_What the exercise asks_: Please repeat the entries word for word and keep the images out.

_Extracted information_:

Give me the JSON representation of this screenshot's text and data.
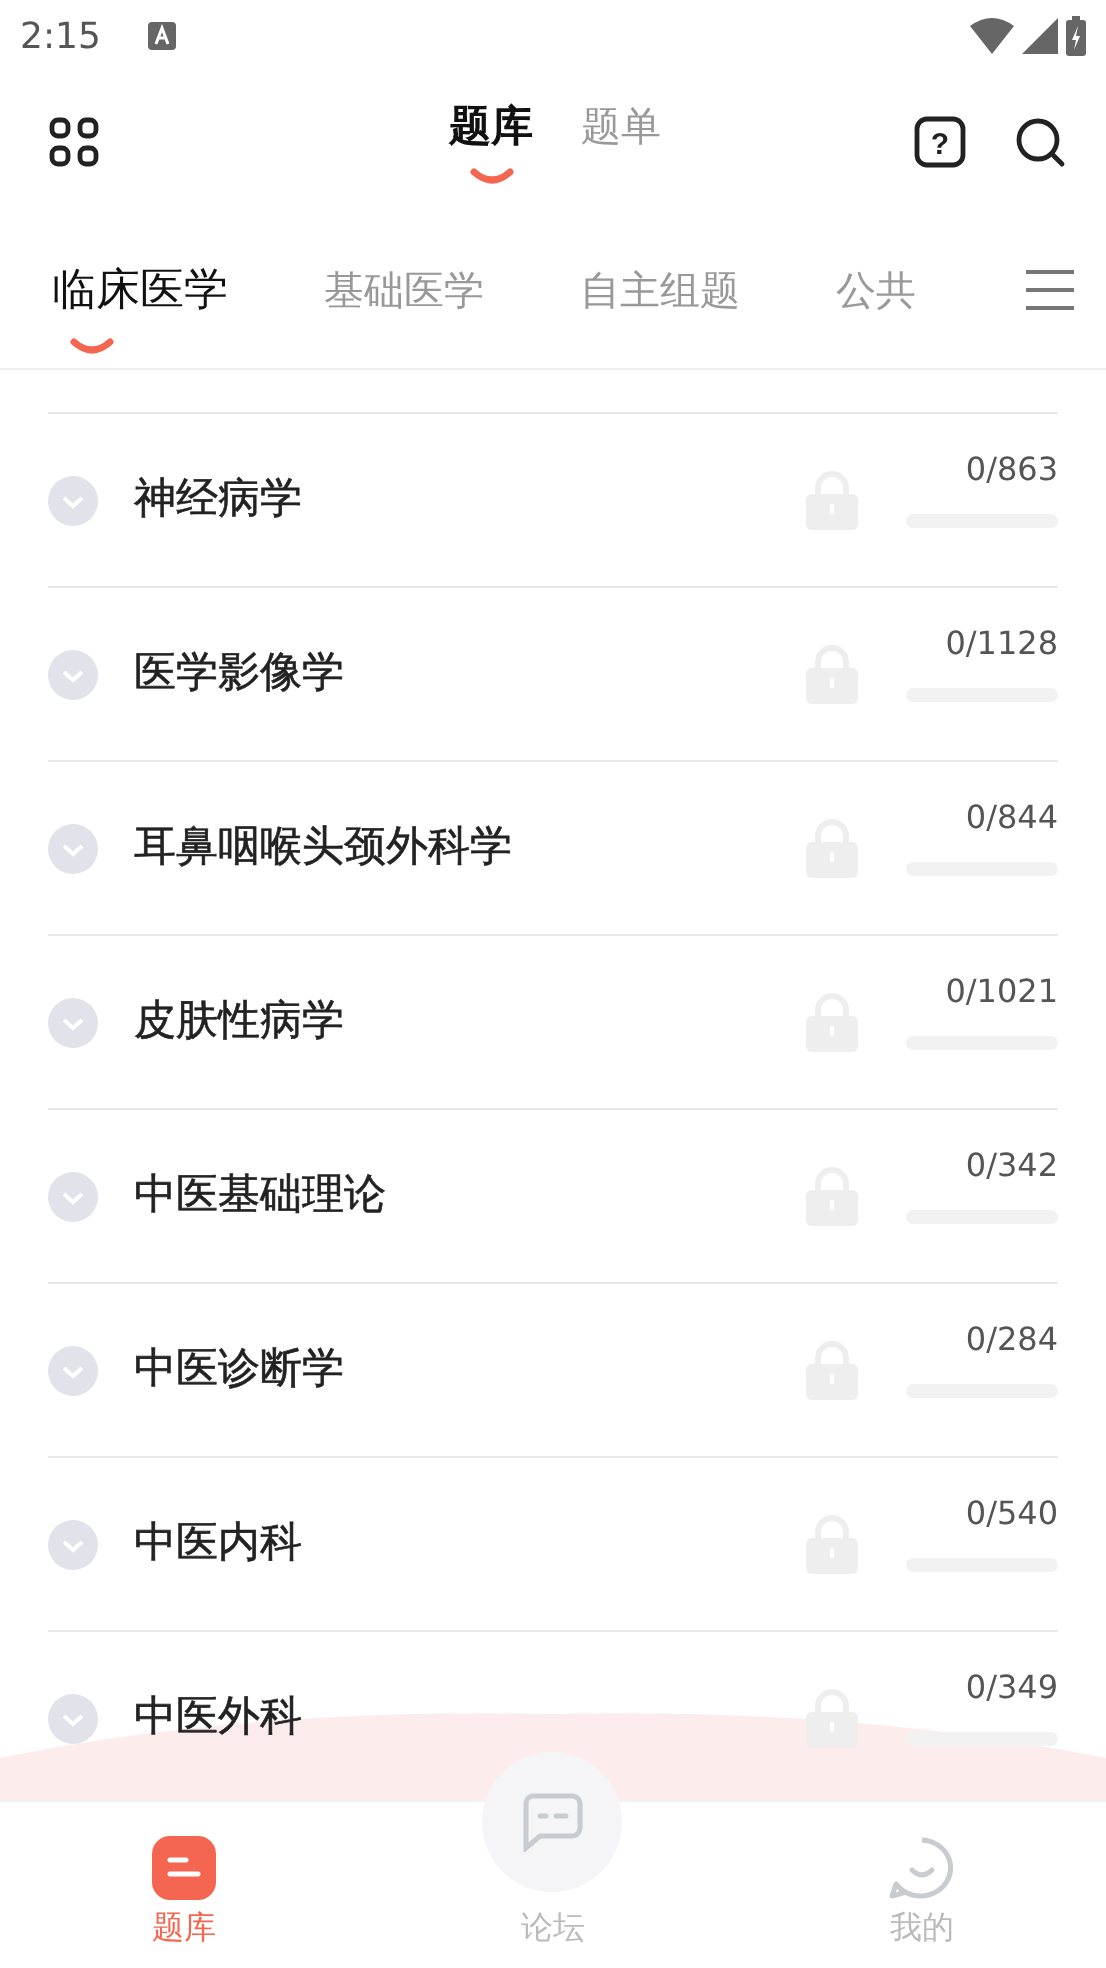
{
  "status_bar": {
    "time": "2:15"
  },
  "header": {
    "help_glyph": "?",
    "tabs": [
      {
        "label": "题库",
        "selected": true
      },
      {
        "label": "题单",
        "selected": false
      }
    ]
  },
  "category_tabs": [
    {
      "label": "临床医学",
      "selected": true
    },
    {
      "label": "基础医学",
      "selected": false
    },
    {
      "label": "自主组题",
      "selected": false
    },
    {
      "label": "公共",
      "selected": false
    }
  ],
  "subjects": [
    {
      "name": "神经病学",
      "count": "0/863",
      "level": 0,
      "locked": true
    },
    {
      "name": "医学影像学",
      "count": "0/1128",
      "level": 0,
      "locked": true
    },
    {
      "name": "耳鼻咽喉头颈外科学",
      "count": "0/844",
      "level": 0,
      "locked": true
    },
    {
      "name": "皮肤性病学",
      "count": "0/1021",
      "level": 0,
      "locked": true
    },
    {
      "name": "中医基础理论",
      "count": "0/342",
      "level": 0,
      "locked": true
    },
    {
      "name": "中医诊断学",
      "count": "0/284",
      "level": 0,
      "locked": true
    },
    {
      "name": "中医内科",
      "count": "0/540",
      "level": 0,
      "locked": true
    },
    {
      "name": "中医外科",
      "count": "0/349",
      "level": 0,
      "locked": true
    }
  ],
  "bottom_nav": [
    {
      "label": "题库",
      "kind": "bank",
      "selected": true
    },
    {
      "label": "论坛",
      "kind": "forum",
      "selected": false
    },
    {
      "label": "我的",
      "kind": "profile",
      "selected": false
    }
  ]
}
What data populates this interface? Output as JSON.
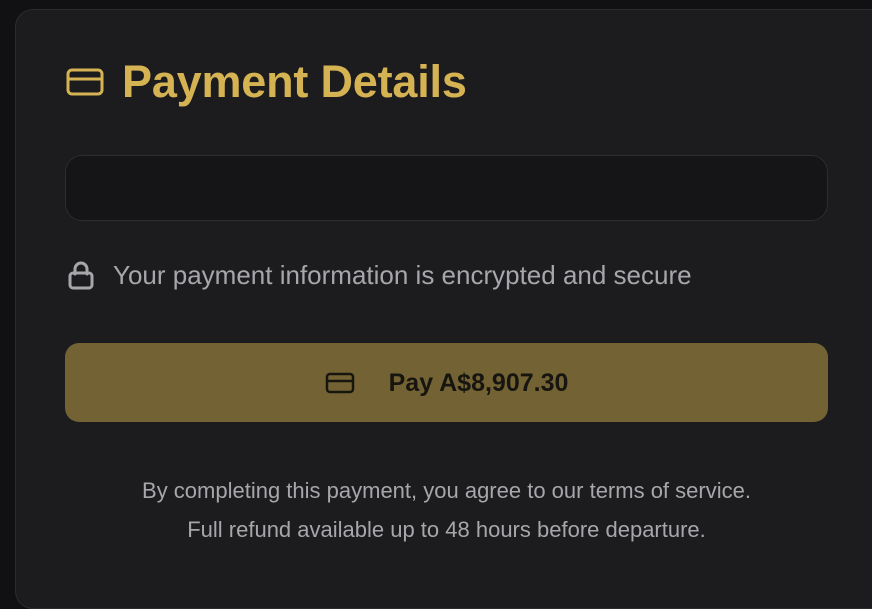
{
  "colors": {
    "accent": "#d5b252",
    "pay_button_bg": "#736334",
    "pay_button_text": "#17150f",
    "muted_text": "#a7a7ab",
    "card_bg": "#1c1c1f"
  },
  "header": {
    "icon": "credit-card-icon",
    "title": "Payment Details"
  },
  "card_field": {
    "value": ""
  },
  "security_note": {
    "icon": "lock-icon",
    "text": "Your payment information is encrypted and secure"
  },
  "pay_button": {
    "icon": "credit-card-icon",
    "label": "Pay A$8,907.30"
  },
  "terms": {
    "line1": "By completing this payment, you agree to our terms of service.",
    "line2": "Full refund available up to 48 hours before departure."
  }
}
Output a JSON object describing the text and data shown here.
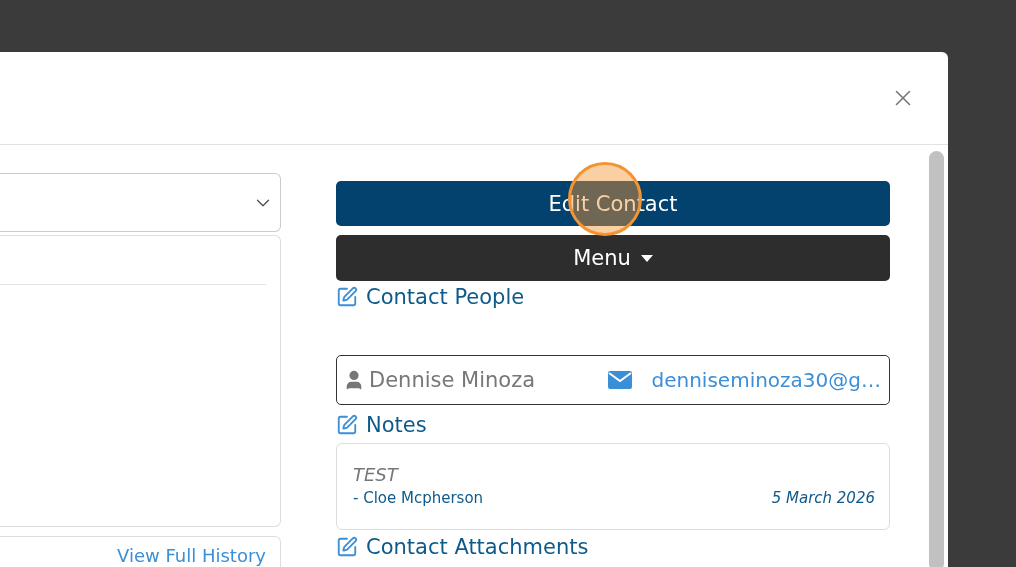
{
  "left_column": {
    "history_link": "View Full History"
  },
  "right_column": {
    "edit_button": "Edit Contact",
    "menu_button": "Menu",
    "contact_people_heading": "Contact People",
    "contacts": [
      {
        "name": "Dennise Minoza",
        "email": "denniseminoza30@g…"
      }
    ],
    "notes_heading": "Notes",
    "notes": [
      {
        "text": "TEST",
        "author": "- Cloe Mcpherson",
        "date": "5 March 2026"
      }
    ],
    "attachments_heading": "Contact Attachments"
  }
}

_Response to the task_:
Give me the JSON representation of this screenshot's text and data.
{
  "status_bar": {
    "time": "2:15"
  },
  "header": {
    "help_glyph": "?",
    "tabs": [
      {
        "label": "题库",
        "selected": true
      },
      {
        "label": "题单",
        "selected": false
      }
    ]
  },
  "category_tabs": [
    {
      "label": "临床医学",
      "selected": true
    },
    {
      "label": "基础医学",
      "selected": false
    },
    {
      "label": "自主组题",
      "selected": false
    },
    {
      "label": "公共",
      "selected": false
    }
  ],
  "subjects": [
    {
      "name": "神经病学",
      "count": "0/863",
      "level": 0,
      "locked": true
    },
    {
      "name": "医学影像学",
      "count": "0/1128",
      "level": 0,
      "locked": true
    },
    {
      "name": "耳鼻咽喉头颈外科学",
      "count": "0/844",
      "level": 0,
      "locked": true
    },
    {
      "name": "皮肤性病学",
      "count": "0/1021",
      "level": 0,
      "locked": true
    },
    {
      "name": "中医基础理论",
      "count": "0/342",
      "level": 0,
      "locked": true
    },
    {
      "name": "中医诊断学",
      "count": "0/284",
      "level": 0,
      "locked": true
    },
    {
      "name": "中医内科",
      "count": "0/540",
      "level": 0,
      "locked": true
    },
    {
      "name": "中医外科",
      "count": "0/349",
      "level": 0,
      "locked": true
    }
  ],
  "bottom_nav": [
    {
      "label": "题库",
      "kind": "bank",
      "selected": true
    },
    {
      "label": "论坛",
      "kind": "forum",
      "selected": false
    },
    {
      "label": "我的",
      "kind": "profile",
      "selected": false
    }
  ]
}
What data populates this interface? Output as JSON.
{
  "colors": {
    "accent": "#d5b252",
    "pay_button_bg": "#736334",
    "pay_button_text": "#17150f",
    "muted_text": "#a7a7ab",
    "card_bg": "#1c1c1f"
  },
  "header": {
    "icon": "credit-card-icon",
    "title": "Payment Details"
  },
  "card_field": {
    "value": ""
  },
  "security_note": {
    "icon": "lock-icon",
    "text": "Your payment information is encrypted and secure"
  },
  "pay_button": {
    "icon": "credit-card-icon",
    "label": "Pay A$8,907.30"
  },
  "terms": {
    "line1": "By completing this payment, you agree to our terms of service.",
    "line2": "Full refund available up to 48 hours before departure."
  }
}
Output a JSON object describing the text and data shown here.
{
  "left_column": {
    "history_link": "View Full History"
  },
  "right_column": {
    "edit_button": "Edit Contact",
    "menu_button": "Menu",
    "contact_people_heading": "Contact People",
    "contacts": [
      {
        "name": "Dennise Minoza",
        "email": "denniseminoza30@g…"
      }
    ],
    "notes_heading": "Notes",
    "notes": [
      {
        "text": "TEST",
        "author": "- Cloe Mcpherson",
        "date": "5 March 2026"
      }
    ],
    "attachments_heading": "Contact Attachments"
  }
}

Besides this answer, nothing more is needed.